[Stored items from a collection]
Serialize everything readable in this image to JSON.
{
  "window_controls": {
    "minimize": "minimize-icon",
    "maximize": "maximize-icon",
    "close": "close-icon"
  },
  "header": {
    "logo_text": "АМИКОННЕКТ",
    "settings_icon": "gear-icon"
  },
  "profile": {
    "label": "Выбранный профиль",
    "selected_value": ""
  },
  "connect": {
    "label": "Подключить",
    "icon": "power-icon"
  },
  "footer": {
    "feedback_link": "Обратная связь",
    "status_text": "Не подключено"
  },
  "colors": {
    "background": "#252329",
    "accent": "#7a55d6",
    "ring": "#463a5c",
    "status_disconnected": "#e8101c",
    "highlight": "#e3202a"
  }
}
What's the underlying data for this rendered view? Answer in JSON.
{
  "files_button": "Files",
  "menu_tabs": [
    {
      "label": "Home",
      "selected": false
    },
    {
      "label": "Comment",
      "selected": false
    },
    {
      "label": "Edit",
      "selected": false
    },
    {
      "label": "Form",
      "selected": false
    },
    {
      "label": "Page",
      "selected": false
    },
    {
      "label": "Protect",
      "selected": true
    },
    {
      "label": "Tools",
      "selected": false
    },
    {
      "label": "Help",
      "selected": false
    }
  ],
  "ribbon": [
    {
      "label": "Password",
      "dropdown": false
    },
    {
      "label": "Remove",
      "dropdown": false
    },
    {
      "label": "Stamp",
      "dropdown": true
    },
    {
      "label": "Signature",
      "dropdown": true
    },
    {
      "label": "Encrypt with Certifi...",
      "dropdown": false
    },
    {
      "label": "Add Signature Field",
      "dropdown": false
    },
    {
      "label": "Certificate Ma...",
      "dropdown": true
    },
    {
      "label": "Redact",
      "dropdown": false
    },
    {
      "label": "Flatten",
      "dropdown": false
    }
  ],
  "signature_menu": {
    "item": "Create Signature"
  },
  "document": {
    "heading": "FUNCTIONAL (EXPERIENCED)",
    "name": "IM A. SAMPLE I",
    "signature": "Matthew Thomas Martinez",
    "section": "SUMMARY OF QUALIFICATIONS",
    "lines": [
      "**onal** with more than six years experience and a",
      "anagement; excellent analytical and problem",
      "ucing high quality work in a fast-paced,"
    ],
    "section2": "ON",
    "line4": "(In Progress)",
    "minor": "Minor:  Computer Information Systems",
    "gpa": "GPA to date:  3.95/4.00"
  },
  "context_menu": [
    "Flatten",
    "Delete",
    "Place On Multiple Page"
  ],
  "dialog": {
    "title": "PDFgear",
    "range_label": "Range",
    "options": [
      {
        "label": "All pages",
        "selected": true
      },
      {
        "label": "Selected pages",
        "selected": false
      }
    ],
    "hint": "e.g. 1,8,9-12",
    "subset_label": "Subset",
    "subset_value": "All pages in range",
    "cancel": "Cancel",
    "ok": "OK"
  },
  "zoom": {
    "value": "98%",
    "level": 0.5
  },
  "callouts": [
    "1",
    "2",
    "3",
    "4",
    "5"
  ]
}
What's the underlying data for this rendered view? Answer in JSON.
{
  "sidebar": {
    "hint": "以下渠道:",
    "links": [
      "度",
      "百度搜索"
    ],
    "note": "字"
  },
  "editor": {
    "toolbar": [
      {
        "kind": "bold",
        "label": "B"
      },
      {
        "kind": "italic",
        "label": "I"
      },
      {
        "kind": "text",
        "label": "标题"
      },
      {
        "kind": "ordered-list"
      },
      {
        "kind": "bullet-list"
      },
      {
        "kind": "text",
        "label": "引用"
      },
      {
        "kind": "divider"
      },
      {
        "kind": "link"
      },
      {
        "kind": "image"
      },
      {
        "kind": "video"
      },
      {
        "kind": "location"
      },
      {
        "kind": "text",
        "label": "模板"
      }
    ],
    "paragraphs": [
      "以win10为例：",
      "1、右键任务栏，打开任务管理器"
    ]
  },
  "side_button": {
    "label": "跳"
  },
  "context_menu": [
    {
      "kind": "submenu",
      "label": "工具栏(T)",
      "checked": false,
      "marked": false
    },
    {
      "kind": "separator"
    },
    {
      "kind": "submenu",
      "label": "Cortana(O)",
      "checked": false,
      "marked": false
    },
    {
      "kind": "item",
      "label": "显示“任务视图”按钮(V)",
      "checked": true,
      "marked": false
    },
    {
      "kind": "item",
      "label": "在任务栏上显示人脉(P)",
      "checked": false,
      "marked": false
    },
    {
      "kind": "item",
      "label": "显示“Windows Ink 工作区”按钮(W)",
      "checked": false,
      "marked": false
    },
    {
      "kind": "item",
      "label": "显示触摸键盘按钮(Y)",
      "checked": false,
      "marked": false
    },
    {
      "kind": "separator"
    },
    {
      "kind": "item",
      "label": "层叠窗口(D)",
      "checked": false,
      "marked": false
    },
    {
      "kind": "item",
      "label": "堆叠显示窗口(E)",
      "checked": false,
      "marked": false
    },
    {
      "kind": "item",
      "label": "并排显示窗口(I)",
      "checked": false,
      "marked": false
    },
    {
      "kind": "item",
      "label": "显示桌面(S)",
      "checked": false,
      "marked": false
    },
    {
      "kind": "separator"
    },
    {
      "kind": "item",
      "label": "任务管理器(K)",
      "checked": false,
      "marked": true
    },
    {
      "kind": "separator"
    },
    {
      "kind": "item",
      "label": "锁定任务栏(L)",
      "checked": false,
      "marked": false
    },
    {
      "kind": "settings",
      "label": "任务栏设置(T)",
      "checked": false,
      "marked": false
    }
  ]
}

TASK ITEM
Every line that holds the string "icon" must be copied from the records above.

WRITTEN SOLUTION
    "minimize": "minimize-icon",
    "maximize": "maximize-icon",
    "close": "close-icon"
    "settings_icon": "gear-icon"
    "icon": "power-icon"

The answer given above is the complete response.